Michael E. Keating

Cincinnati administrators say they are working with Motorola to address problems with the audio quality of some city police officers radios.

It comes as the Fraternal Order of Police is researching whether it can file a lawsuit against the company concerning the issue.Council's Law and Public Safety Committee heard about the radios Monday and the city manager released a memo about it later in the day.

"To date, Motorola has been working with the city in good faith to address audio quality concerns, including flying in a team of experts to ride along with CPD officers to witness and catalog the audio quality issues in the field," the memo said. "Despite these efforts, issues remain. However, we are on a path that we believe will quickly get us to an acceptable solution."

The new radios were delivered to the city in April and went into use in July. The new equipment was necessary because Motorola was not going to support the department's current radios. Officers began reporting problems with the new units as soon as they went into service.

The memo said several options were considered to fix the audio quality problem. It does not say what those were or describe what the "preferred" solution is.

"The city administration anticipates in very short order a mutually acceptable path forward with Motorola will be achieved that is cost effective and ensures that CPD's police officers have the equipment that performs the job and keeps them as safe as possible," the city memo said.

FOP President Dan Hils says the union's attorney is researching whether the organization can file a lawsuit against Motorola.

"Obviously our goal in any type of legal action is not a financial gain. Our goal is to force Motorola to act quickly on this and that way our people are safe when they're doing their job."

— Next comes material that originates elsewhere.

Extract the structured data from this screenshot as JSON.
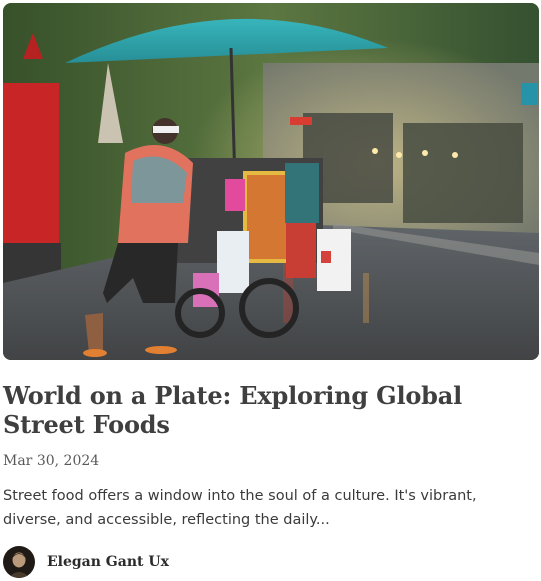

An assistant city manager told the Law and Public Safety Committee officials view this a contract administration issue and will make sure Motorola is abiding by the terms of its contract with the city. Everyone agrees the radios need to work all the time with no exceptions.

Jay Hanselman brings more than 10 years experience as a news anchor and reporter to 91.7 WVXU. He came to WVXU from WNKU, where he hosted the local broadcast of All Things Considered. Hanselman has been recognized for his reporting by the Kentucky AP Broadcasters Association, the Ohio Society of Professional Journalists, and the Ohio AP Broadcasters.